With reservoirs overflowing, the National Weather Service predicted less than an inch of rain for Houston today and only a 30 percent chance of showers and thunderstorms for Thursday. The sun might actually break out with a high near 94 on Friday.
Politics of Disaster: President Trump yesterday visited the area in what might become the most expensive national disaster in US history once all the bills are in. He met mostly with emergency officials and stayed out of the way of ground operations.
At a meeting in Corpus Christi, Trump said he wanted to make the state and federal response a model for the future. “It’s a real team, and we want to do it better than ever before,” Trump said. “We want to be looked at in five years, in 10 years from now as, this is the way to do it.”
Trump promised he would quickly drive through an appropriations bill to help pay for the damage to private and public property, but he was a little light on expressing dismay at the deaths and sympathy for the displaced.
First Lady Melania Trump was criticized for boarding Air Force One in Washington wearing stiletto heels, but really, who cares?

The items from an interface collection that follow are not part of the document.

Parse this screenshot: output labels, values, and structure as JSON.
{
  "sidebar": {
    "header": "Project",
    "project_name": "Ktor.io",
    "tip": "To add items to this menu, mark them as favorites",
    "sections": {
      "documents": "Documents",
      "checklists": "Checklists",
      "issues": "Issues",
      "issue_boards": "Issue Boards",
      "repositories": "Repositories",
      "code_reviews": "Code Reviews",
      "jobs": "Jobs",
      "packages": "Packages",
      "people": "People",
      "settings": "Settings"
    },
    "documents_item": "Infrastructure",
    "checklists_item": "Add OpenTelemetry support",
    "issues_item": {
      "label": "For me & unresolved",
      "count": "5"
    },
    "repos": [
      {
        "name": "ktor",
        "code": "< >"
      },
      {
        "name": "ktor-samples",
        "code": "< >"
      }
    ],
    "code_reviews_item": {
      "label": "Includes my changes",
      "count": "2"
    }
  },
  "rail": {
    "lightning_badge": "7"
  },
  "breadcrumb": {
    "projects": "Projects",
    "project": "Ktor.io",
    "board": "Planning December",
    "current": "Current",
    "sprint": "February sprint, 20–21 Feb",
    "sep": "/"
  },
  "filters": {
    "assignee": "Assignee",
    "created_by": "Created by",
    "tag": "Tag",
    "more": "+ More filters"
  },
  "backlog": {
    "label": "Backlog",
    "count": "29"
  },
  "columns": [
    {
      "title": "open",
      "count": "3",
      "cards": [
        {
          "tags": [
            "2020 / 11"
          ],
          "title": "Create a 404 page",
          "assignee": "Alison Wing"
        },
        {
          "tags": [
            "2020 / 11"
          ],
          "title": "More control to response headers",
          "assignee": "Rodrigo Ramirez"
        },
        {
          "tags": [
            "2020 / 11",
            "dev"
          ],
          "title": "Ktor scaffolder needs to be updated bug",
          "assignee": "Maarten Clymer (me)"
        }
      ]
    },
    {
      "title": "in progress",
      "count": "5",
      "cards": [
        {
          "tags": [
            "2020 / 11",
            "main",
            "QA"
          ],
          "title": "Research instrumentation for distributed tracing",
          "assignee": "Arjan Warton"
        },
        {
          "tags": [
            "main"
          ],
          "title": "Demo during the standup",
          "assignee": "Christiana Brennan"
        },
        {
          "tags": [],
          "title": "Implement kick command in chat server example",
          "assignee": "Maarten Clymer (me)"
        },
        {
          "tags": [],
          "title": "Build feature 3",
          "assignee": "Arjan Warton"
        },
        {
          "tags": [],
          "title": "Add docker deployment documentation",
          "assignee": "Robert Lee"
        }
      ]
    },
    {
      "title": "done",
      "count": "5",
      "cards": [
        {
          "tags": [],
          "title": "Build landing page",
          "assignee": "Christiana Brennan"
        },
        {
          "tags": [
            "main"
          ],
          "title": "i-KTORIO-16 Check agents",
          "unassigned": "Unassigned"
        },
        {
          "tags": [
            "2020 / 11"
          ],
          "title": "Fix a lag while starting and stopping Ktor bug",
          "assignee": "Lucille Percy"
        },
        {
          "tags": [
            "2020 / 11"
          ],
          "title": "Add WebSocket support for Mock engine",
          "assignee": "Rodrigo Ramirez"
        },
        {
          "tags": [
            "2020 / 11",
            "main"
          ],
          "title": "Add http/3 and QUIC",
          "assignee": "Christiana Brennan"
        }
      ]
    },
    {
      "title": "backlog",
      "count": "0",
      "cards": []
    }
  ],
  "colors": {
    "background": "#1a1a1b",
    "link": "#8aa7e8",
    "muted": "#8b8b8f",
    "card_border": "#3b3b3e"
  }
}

She got off in Texas wearing sneakers.
On the local level, Houston’s Mayor Sylvester Turner ordered a 10 pm to 5 am curfew to guard against robbery and looting. Turner has been taking some criticism for not ordering a full evacuation of Houston in advance of the storm. Turner said yesterday, “You cannot evacuate six point five million people.
It’s an impossible decision. In 2005, when officials called an evacuation, about 3.7 million people ended up in massive traffic jams, baking in heat that resulted in more than 100 deaths.
Pyongyang Provocation: In response to North Korea’s firing of a missile over Japan, President Trump warned yesterday that “all options are on the table.”
The missile flew over the Japanese northern island of Hokkaido yesterday and landed in the Pacific.
In a more measured statement, Trump said, “The world has received North Korea’s latest message loud and clear: this regime has signaled its contempt for its neighbors, for all members of the United Nations, and for minimum standards of acceptable international behavior.”
North Korea’s most provocative missile launch came just a week after Trump threatened “fire and fury” and said he believed North Korea “starting to respect us,” Mr. Trump said.
The missile was launched from near the capital of Pyongyang, possibly from a mobile launcher. That makes a military counter-strike dicey and more likely to cause civilian casualties.
The Obit Page: Bernard Pomerance, who wrote the play “The Elephant Man” about the terribly disfigured John Merrick, who became a celebrity in Victorian London, has died at age 76.
In the play, Merrick finds peace and friendship in a London hospital after a life of being a freak in carnival shows.
Shark Fin Soup: Earlier this month officials with the Galápagos National Park called in the Ecuadorian navy to investigate a Chinese-registered fishing boat lurking in the waters of the preserve. When they boarded, Navy sailors found 300 tons of dead fish, including 6,600 sharks. Most of them were endangered hammerheads.
After a quick trial on the Galápagos’ San Cristobal Island, an Ecuadorean judge sentenced the 20 members of the fishing crew to anywhere from one to four years in prison, and fines totaling $5.9 million.
All for the Asian delicacy shark fin soup.